First, Kirill orchestrated the most massive turnover in the heads of the bishoprics of the ROC MP since his installation as patriarch a decade ago. The shake-up will mean that the new men will have to spend some time building up their own power base and thus will be less able to oppose Moscow (patriarchia.ru/db/text/5681796.html).
Second, he succeeded in ousting Archpriest Dmitry Smirnov as head of the synodical commission on the affairs of the family and the defense of motherhood and children. Dmitry with his reactionary and obscurantist views has been an almost constant source of embarrassment to the patriarch (znak.com/2020-08-25/protoiereya_dimitriya_smirnova_otpravili_v_otstavku).
And third, Patriarch Kirill imposed new punishments for those priests and hierarchs who speak about church affairs without permission. Priests who do so will be stripped of the right to serve in the church for as much as three years and monks will not be allowed to take part in them (ahilla.ru/resheniya-sinoda-rpts-perevody-bez-blagodarnosti-sud-i-uhody-na-pokoj/).
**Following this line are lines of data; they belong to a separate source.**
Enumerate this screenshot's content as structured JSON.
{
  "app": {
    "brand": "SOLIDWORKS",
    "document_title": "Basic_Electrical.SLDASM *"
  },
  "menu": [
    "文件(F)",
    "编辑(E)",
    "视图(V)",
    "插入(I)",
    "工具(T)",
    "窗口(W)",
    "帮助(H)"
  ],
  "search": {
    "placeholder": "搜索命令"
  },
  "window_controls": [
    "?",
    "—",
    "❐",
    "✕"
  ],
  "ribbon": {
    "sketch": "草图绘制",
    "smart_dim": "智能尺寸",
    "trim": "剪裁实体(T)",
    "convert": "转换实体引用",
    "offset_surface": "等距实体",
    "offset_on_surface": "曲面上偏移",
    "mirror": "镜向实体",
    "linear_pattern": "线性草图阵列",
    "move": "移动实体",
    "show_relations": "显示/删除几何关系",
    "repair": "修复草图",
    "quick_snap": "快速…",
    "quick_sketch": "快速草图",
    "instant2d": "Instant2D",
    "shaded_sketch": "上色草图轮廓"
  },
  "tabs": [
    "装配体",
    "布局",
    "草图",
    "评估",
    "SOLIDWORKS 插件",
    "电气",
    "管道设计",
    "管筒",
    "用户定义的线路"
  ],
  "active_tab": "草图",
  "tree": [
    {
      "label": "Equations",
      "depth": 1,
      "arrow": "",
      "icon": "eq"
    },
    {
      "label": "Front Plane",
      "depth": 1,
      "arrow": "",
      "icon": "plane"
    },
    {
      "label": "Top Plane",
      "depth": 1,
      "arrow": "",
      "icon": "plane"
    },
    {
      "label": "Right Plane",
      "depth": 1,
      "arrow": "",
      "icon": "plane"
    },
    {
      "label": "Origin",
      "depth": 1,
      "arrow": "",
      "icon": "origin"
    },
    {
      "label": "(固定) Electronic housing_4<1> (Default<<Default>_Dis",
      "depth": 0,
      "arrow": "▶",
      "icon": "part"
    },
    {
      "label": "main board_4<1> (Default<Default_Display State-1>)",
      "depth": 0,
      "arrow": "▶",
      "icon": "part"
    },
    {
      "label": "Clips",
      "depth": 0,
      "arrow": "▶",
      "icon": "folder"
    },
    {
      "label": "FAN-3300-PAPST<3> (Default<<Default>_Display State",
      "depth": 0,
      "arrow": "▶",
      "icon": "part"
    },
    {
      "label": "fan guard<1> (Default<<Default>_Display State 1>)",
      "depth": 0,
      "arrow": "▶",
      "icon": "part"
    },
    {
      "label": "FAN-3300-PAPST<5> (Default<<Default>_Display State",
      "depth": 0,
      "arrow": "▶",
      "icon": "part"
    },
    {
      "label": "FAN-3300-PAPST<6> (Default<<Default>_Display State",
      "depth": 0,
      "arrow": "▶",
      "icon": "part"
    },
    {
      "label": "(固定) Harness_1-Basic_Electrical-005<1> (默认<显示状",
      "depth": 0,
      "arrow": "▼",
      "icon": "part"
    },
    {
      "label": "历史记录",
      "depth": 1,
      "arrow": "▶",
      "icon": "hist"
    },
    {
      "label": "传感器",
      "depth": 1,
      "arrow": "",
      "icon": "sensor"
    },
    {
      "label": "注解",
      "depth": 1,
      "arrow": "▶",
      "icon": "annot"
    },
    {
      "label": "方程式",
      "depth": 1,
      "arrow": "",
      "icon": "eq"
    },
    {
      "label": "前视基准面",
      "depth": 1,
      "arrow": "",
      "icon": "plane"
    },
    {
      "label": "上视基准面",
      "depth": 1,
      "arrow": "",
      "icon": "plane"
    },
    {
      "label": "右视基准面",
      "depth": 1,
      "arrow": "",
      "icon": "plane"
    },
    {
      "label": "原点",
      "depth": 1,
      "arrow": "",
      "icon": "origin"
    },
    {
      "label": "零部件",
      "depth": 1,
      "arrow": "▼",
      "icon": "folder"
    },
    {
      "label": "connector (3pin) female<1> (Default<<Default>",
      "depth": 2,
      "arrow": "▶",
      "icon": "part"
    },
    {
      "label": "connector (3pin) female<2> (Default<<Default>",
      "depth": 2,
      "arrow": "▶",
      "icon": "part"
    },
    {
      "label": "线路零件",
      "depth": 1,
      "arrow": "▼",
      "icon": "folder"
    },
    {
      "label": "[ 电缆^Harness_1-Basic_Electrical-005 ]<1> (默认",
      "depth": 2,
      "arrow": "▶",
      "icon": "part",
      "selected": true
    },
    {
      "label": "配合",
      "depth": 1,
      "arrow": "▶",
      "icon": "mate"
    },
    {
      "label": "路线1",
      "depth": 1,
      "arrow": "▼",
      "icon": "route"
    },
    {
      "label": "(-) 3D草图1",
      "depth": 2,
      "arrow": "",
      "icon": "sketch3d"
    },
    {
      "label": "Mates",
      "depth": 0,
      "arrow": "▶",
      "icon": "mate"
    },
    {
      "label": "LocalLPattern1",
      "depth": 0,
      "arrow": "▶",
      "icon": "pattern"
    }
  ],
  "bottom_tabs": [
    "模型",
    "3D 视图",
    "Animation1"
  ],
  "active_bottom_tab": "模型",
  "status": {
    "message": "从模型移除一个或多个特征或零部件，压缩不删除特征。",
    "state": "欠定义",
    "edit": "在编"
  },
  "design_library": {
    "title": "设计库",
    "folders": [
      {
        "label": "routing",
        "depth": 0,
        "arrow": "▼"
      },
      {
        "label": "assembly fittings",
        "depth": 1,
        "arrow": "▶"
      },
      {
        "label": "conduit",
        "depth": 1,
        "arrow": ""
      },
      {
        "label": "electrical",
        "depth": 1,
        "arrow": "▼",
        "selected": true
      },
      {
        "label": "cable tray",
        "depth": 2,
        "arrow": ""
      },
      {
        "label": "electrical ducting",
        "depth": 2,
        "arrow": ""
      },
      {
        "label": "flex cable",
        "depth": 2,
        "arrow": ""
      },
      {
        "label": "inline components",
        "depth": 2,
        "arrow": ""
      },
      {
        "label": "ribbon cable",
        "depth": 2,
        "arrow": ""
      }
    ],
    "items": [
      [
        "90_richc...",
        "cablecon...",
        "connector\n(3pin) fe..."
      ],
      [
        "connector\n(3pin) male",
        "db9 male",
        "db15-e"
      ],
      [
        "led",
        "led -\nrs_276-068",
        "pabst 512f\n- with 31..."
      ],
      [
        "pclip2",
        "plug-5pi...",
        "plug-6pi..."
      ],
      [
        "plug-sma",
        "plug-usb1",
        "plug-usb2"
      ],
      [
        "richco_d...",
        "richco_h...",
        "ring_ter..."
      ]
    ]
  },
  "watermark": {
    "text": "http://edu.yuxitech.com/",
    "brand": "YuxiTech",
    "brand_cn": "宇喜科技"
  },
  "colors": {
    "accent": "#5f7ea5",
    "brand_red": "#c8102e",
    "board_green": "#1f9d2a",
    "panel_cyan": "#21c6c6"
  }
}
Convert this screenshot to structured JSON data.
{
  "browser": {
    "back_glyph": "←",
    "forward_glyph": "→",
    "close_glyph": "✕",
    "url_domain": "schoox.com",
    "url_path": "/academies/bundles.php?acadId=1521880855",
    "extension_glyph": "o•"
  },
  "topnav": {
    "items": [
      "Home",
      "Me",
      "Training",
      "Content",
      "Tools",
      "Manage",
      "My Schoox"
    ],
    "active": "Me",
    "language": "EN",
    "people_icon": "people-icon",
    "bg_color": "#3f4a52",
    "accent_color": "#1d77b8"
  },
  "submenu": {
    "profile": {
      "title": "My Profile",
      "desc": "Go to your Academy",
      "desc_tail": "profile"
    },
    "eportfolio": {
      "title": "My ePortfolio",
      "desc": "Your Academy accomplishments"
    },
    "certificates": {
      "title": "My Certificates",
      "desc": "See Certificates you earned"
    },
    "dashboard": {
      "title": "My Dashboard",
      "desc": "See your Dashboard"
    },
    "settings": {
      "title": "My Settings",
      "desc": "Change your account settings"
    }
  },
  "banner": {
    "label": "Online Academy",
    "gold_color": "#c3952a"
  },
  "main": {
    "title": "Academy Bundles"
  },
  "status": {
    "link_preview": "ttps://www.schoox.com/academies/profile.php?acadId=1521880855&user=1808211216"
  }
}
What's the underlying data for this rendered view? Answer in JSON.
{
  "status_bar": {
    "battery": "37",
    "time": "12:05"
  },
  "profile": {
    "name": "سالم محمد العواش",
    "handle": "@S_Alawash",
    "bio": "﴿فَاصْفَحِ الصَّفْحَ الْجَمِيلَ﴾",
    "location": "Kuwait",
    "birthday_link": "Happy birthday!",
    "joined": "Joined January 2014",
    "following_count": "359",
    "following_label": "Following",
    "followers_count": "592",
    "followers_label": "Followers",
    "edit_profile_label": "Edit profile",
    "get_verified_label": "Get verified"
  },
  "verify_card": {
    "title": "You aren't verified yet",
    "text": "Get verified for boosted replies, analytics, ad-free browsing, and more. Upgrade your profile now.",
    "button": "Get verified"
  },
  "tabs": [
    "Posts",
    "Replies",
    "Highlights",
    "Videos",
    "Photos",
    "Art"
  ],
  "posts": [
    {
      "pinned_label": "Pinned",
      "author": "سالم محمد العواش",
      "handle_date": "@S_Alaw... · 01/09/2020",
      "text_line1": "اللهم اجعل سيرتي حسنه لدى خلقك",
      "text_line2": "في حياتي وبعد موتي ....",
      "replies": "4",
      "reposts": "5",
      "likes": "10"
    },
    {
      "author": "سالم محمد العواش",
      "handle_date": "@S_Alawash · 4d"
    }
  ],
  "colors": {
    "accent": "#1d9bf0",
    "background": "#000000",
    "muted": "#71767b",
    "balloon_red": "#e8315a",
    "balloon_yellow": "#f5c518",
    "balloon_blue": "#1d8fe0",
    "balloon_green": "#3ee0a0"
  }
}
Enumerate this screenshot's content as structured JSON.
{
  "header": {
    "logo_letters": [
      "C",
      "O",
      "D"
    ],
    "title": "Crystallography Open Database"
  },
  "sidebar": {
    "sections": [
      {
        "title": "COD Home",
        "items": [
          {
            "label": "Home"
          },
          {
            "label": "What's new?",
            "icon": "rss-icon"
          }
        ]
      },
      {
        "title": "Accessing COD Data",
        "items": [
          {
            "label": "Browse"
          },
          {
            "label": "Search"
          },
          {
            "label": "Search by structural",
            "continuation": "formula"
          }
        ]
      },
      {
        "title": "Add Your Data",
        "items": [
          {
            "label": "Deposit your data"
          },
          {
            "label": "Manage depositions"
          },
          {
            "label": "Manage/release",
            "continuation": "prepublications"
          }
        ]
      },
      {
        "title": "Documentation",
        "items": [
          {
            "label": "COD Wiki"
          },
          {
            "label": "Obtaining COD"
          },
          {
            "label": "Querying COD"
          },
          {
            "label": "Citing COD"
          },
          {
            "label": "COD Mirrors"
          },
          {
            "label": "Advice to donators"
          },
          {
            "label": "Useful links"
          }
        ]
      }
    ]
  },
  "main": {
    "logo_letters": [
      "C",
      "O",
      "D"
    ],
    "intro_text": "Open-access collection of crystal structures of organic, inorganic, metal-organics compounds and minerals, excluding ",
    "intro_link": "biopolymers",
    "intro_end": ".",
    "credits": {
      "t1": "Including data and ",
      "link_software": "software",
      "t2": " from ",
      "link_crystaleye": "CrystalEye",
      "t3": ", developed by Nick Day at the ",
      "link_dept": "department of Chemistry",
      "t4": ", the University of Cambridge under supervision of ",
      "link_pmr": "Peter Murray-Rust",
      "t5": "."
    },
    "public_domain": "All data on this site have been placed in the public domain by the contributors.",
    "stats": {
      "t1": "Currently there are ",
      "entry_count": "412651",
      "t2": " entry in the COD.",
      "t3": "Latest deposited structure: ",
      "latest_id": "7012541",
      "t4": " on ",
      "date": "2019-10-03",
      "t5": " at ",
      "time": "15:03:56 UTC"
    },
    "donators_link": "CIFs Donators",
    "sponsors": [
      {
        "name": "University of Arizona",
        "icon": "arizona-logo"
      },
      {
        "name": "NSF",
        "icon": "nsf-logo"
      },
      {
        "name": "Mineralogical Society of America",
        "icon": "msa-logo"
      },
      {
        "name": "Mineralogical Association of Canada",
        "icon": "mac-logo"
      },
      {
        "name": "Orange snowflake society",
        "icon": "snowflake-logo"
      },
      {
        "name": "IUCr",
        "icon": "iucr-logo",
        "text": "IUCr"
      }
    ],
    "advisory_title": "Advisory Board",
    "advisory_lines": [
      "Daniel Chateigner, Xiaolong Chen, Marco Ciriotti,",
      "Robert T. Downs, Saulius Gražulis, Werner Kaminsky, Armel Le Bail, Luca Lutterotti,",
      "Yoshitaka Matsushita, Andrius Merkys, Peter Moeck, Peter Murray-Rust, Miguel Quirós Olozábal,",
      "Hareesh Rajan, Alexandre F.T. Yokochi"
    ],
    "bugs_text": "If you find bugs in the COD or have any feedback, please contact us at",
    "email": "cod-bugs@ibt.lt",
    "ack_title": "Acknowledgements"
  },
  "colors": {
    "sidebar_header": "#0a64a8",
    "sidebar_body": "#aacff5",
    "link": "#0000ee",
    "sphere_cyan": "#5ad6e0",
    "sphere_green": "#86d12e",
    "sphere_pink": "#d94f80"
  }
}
All three of these moves may help Kirill erect a façade of control, but each is likely to have the unintended consequence of weakening the ROC MP in fundamental ways. By changing church leaders, he may have helped himself but he has weakened the ability of bishops to act in the regions (politsovet.ru/67599-iz-pogromschikov-v-vikarii-patriarha-o-kadrovom-vzlete-tagilskogo-episkopa-evgeniya.html).
By getting rid of Archpriest Dmitry, Kirill has lost someone in his own circle with authority among the most conservative elements of the church and opened the way for the expansion of influence of clergy like Shiigumen Sergiy who are even more radical and disobedient (windowoneurasia2.blogspot.com/2020/06/russian-church-elder-challenging-both.html).
And by imposing stricter punishments on clergy who speak independently in public, Kirill has undoubtedly infuriated many priests and even hierarchs who will now communicate via independent and anti-Kirill websites to communicate their views. Ahilla.ru, one of Kirill’s targets, is certain to become even more his nemesis.